When he spoke of ‘India first’ as his government’s religion and the Indian Constitution as its only religious book, Prime Minister Narendra Modi was moving beyond platitudes on religious freedom, and correctly re-emphasising the constitutional guarantees of India as a secular, democratic republic. Within the space of ten days, Mr. Modi went from offering mere reassurances to religious minorities to actually committing his government to the constitutionally conferred rights of all citizens to freely practise a religion of their choice. In a welcome contrast to the typical stance of Hindutva groups, he upheld the Constitution as the expression of the ethos the country had followed for thousands of years, and chided those making irresponsible statements in the name of religion. If his speech at an event organised by a Christian group was meant as an assurance to religious minorities, this response in Parliament, in which he insisted that the country could only be run in accordance with the Constitution, seemed directed against Hindutva hardliners who were making the functioning of his government difficult. Clearly, Mr. Modi was trying to distance his government from the vituperative hate-mongering of the Hindutva groups, including the RSS. Evidently disconcerted by the criticism of his failure to rein in the extremist elements within the broader Hindutva fold, Mr. Modi seemed to be hoping he would be judged on the basis of his own words and deeds, and not of those claiming to be the ideological affiliates of the BJP.
True, the statements of RSS leaders and Hindutva extremists are amplified many times over during the periods the BJP is in power. But if Mr. Modi does not want to be answerable for the behaviour of the Hindutva fringe, many of whom are also middle-rung leaders of his own party, he should not then hesitate to reprimand them more often and more openly for their provocative speeches. Otherwise, the government would be seen as cynically exploiting the work of the fringe for the political ends of the ruling party whenever possible, and tactically retreating where the fringe’s politics become inconvenient. The views of the RSS and the Vishwa Hindu Parishad would continue to make headlines as long as the ruling party leaders and functionaries treat these organisations as part of their extended family. What is troubling about the public agenda of the Hindutva groups is the impression that the implied aggression against non-Hindus has the tacit sanction of the ruling party.
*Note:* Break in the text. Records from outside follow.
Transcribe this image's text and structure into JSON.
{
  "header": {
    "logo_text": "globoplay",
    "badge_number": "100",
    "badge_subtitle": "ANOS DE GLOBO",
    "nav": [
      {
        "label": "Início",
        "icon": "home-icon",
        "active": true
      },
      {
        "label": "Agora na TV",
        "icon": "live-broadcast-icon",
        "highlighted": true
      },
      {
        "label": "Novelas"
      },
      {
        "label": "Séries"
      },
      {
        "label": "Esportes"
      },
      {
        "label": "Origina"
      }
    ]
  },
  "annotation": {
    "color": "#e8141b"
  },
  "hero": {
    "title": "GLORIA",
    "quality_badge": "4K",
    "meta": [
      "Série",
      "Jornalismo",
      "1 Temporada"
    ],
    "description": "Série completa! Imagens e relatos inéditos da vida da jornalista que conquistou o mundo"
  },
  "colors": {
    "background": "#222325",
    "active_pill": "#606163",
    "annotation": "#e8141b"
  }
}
Mr. Modi will have to continuously speak up categorically against religious extremists of the saffron hue too, if the Hindutva fringe is not to cast a long shadow on his government and undermine its credibility.